Oxfam has estimated that a wealth tax on the world’s super-rich could raise $1.4 trillion a year, vital resources that could help developing countries – those worst hit by the climate crisis – to adapt, address loss and damage and carry out a just transition to renewable energy. According to the UNEP adaptation costs for developing countries could rise to $300 billion per year by 2030. Africa alone will require $600 billion between 2020 to 2030. Oxfam is also calling for steeply higher tax rates for investments in polluting industries to deter such investments.
The report says that many corporations are off track in setting their climate transition plans, including hiding behind unrealistic and unreliable decarbonization plans with the promise of attaining net zero targets only by 2050. Fewer than one in three of the 183 corporates reviewed by Oxfam are working with the Science Based Targets Initiative. Only 16 percent have set net zero targets.

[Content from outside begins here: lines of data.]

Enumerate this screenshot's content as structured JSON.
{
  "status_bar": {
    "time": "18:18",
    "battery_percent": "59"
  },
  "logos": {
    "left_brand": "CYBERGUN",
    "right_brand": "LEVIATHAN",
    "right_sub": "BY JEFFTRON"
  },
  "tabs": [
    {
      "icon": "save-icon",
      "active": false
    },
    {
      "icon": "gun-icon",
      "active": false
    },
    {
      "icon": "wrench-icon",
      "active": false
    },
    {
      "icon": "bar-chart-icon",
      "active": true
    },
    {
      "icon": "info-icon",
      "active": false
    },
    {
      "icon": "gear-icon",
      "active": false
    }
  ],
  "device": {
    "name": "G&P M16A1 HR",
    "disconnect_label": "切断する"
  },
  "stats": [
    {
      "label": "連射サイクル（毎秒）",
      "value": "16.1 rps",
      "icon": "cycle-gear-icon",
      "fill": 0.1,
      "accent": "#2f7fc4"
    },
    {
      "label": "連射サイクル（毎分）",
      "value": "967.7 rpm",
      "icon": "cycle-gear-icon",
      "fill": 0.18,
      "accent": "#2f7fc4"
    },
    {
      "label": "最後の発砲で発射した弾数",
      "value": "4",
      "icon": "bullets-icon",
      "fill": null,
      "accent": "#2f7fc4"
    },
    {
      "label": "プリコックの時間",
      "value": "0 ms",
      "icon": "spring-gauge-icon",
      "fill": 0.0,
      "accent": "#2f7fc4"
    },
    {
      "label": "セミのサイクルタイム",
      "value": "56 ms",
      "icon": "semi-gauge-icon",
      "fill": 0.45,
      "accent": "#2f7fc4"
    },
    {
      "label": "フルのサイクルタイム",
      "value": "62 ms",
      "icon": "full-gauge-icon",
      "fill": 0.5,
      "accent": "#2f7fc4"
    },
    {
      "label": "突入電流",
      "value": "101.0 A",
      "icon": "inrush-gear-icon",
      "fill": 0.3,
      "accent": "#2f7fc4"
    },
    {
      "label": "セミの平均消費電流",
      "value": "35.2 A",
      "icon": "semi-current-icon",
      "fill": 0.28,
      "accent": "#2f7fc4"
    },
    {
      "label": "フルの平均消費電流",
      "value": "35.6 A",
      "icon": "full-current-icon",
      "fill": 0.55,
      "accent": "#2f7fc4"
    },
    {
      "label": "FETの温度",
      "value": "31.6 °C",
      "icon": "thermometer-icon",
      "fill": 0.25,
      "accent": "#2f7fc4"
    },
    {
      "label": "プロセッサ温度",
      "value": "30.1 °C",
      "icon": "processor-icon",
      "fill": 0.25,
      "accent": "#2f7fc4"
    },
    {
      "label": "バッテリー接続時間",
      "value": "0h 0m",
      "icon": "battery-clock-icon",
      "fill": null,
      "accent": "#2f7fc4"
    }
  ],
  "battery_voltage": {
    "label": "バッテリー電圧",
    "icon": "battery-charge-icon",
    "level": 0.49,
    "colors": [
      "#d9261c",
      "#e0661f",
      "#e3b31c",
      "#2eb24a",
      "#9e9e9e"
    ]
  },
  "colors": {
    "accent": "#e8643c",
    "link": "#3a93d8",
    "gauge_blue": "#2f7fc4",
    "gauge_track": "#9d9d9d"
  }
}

Prepare now! Stock up on Iodine tablets for the next nuclear disaster…
Ahead of the deliberations at COP27, Oxfam is calling for the following actions:
- Governments to put in place regulations and policies that compel corporations to track and report on scope 1, scope 2 and scope 3 GHG emissions, set science-based climate targets with a clear road map to reducing emissions, and while at it ensuring a just transition from the extractive, carbon intensive economy by securing the future livelihoods of workers and the affected communities.
- Governments should implement a wealth tax on the richest people and an additional steep rate top-up on wealth invested in polluting industries. This will reduce the numbers and power of rich people in our society, drastically reduce their emissions. It will also raise billions that can be used to help countries cope with the brutal impacts of climate breakdown and the loss and damage they incur and fund the global shift to renewable energy.
- Corporations must put in place ambitious and time-bound climate change action plans with short-to-medium term targets in line with global climate change objectives in a view to reach carbon neutrality by 2050.